# AVAILABLE RECORDS
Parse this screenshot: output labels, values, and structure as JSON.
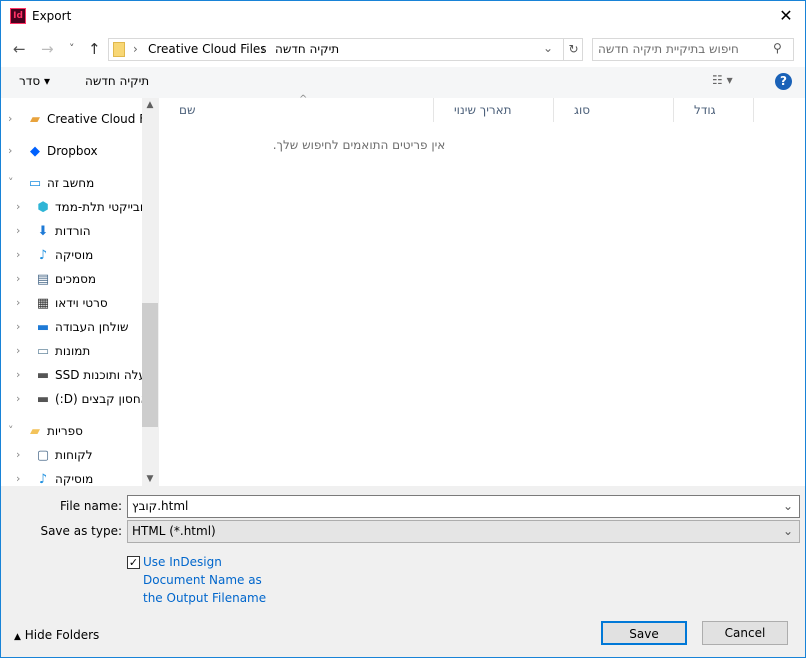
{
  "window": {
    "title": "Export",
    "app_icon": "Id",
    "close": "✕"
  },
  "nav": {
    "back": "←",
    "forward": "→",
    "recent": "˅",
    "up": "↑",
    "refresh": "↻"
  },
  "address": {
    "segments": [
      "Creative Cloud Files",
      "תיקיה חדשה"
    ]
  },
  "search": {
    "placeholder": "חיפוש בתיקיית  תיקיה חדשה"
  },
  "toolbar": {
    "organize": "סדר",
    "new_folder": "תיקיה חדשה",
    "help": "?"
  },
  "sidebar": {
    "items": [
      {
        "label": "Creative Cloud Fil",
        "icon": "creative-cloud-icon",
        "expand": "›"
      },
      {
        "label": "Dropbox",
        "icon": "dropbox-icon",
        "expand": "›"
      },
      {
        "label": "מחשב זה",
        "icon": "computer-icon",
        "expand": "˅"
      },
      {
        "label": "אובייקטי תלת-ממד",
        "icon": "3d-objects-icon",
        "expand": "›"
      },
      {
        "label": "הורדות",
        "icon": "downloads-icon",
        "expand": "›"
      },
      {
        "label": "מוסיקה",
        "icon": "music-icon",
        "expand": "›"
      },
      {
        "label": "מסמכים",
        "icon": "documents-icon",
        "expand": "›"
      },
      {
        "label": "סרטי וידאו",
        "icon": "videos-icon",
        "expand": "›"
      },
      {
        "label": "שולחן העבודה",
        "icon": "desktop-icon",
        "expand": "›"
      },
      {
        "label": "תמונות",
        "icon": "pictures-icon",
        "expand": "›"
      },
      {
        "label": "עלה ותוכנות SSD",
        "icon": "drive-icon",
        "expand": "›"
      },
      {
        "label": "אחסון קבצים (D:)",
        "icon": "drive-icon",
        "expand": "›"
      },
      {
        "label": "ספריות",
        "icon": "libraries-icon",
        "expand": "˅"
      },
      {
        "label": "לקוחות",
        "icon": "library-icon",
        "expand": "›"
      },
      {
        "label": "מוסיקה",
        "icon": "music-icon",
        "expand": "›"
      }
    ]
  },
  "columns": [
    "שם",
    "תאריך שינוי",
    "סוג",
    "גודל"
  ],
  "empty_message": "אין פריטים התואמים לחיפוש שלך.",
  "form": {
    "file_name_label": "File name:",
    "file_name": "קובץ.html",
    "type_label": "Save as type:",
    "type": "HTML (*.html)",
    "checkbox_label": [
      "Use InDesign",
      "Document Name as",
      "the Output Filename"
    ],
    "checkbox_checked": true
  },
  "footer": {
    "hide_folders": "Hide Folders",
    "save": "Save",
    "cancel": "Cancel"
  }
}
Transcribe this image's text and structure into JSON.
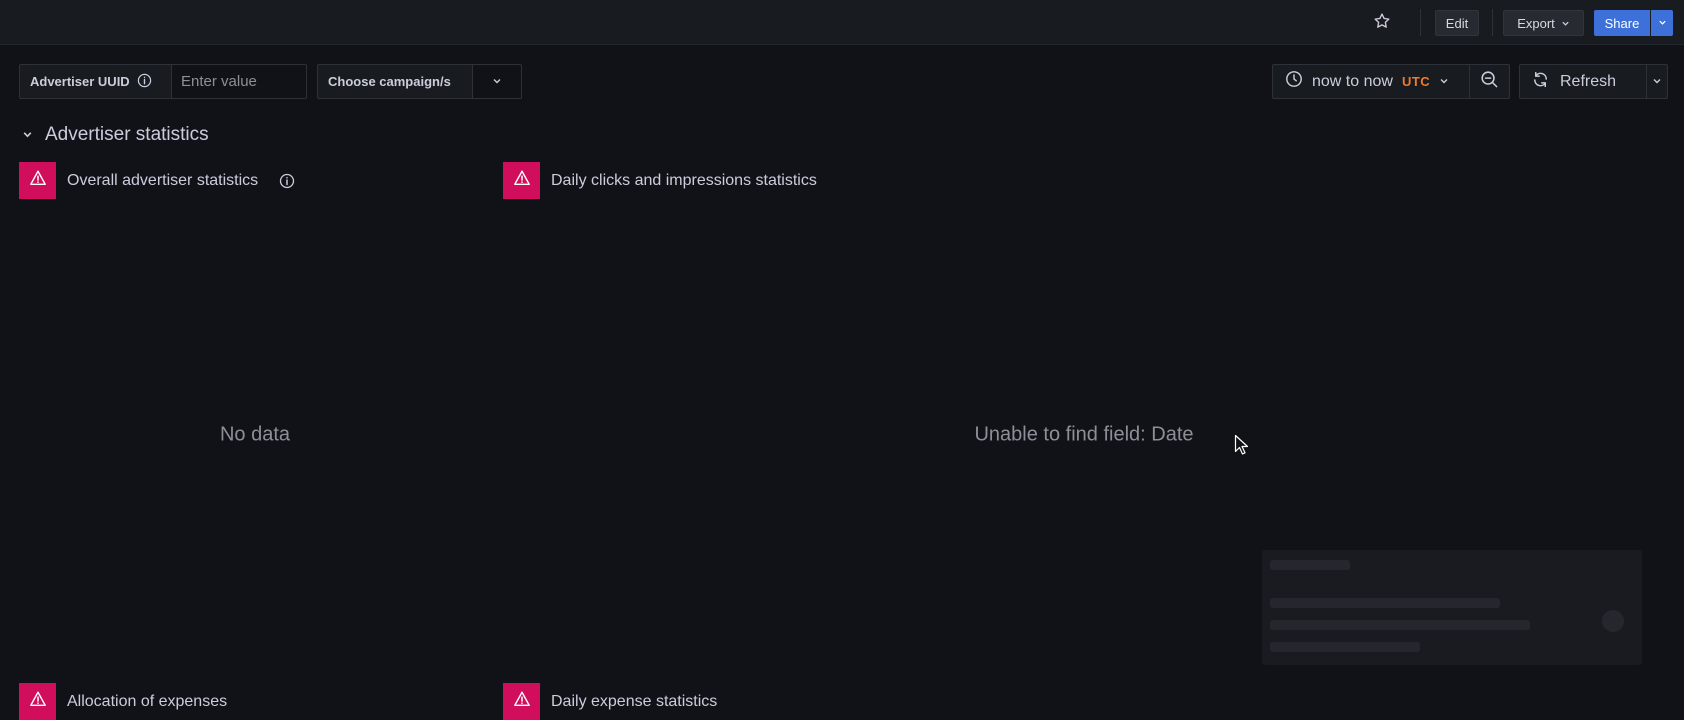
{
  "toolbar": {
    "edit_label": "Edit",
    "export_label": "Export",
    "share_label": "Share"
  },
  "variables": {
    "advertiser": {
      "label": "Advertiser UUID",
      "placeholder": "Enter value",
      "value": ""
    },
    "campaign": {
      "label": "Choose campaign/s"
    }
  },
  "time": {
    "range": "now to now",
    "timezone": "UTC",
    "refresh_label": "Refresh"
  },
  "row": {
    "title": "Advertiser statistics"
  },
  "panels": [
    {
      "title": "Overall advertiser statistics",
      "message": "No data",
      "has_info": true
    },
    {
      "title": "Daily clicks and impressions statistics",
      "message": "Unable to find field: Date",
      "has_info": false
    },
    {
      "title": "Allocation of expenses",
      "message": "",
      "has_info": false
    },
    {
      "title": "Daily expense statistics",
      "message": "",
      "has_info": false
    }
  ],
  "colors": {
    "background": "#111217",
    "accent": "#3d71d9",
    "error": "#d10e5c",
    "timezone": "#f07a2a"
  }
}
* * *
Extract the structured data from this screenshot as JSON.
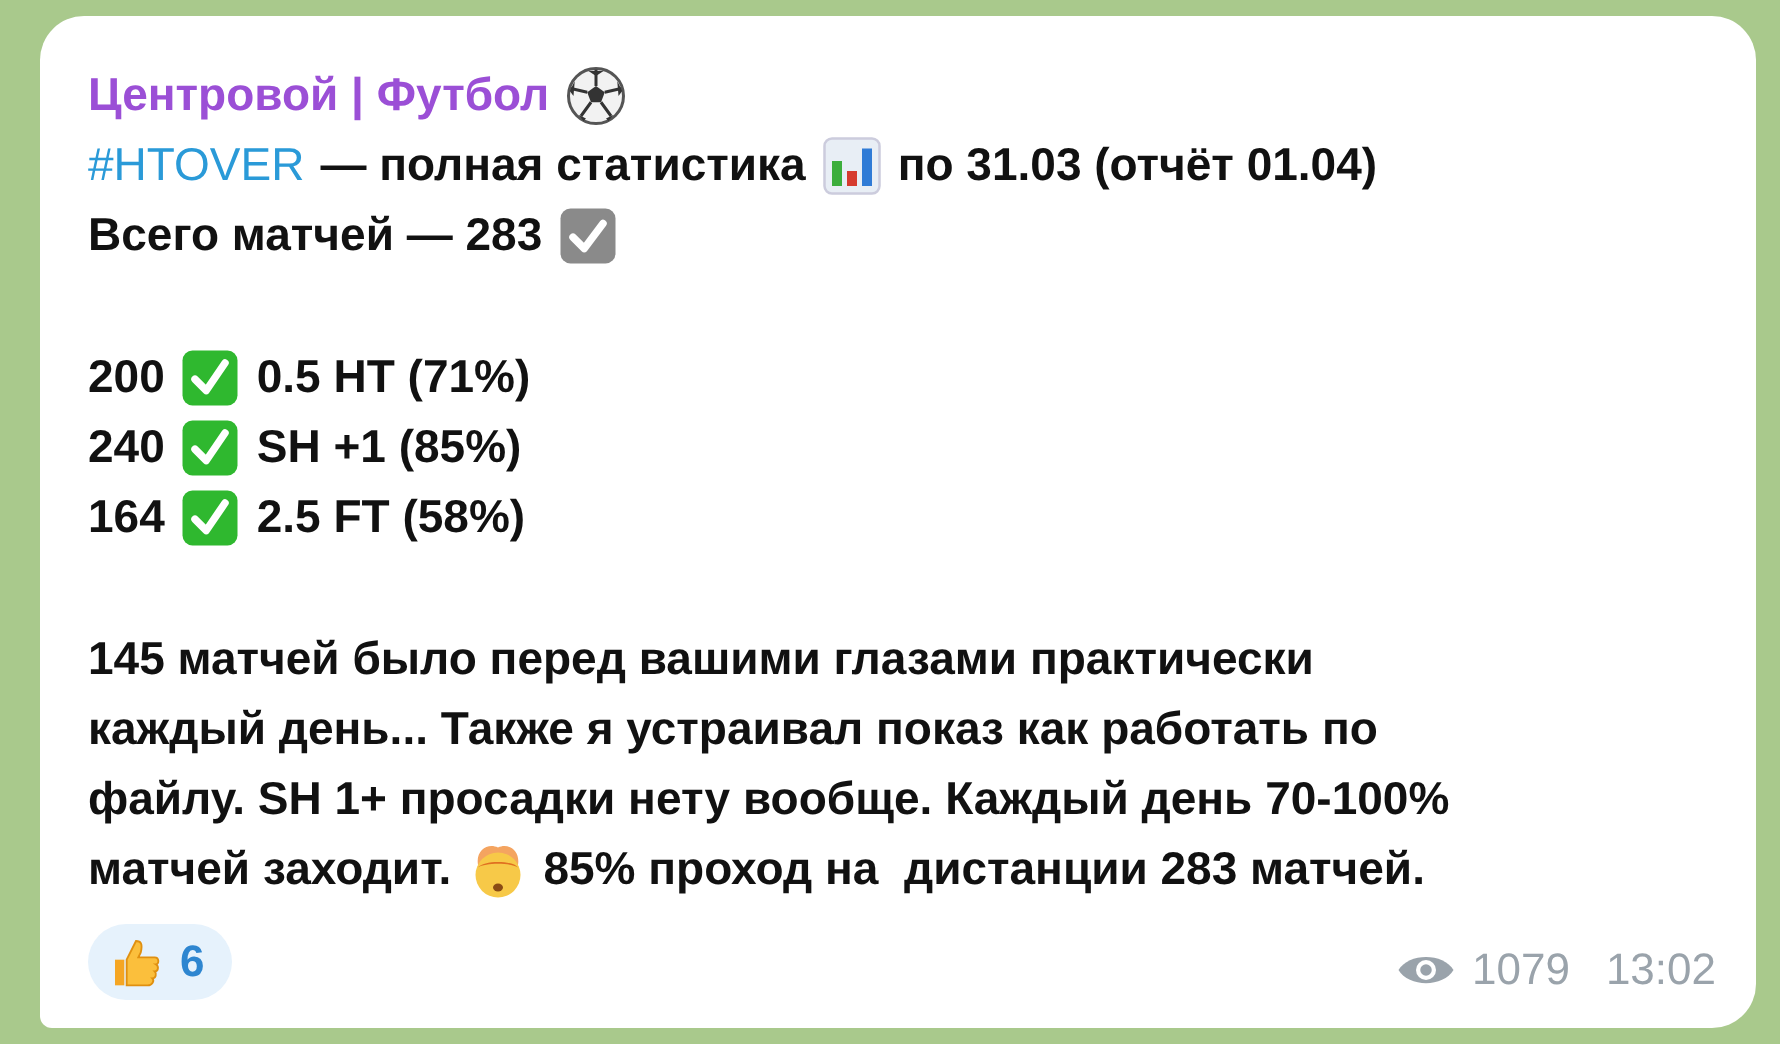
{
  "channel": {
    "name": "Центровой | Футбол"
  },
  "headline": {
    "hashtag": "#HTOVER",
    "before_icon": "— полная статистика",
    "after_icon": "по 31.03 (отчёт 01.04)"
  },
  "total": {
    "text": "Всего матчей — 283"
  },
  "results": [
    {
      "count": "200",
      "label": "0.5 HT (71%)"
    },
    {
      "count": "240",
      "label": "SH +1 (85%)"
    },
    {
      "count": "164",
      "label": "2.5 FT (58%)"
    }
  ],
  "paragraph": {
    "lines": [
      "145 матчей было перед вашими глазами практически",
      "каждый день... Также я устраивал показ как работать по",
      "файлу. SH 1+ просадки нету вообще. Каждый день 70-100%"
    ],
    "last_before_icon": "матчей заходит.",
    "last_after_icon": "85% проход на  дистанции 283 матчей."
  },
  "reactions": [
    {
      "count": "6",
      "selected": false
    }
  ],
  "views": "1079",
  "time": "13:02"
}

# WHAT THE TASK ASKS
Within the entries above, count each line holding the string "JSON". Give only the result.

# ANSWER SPACE
3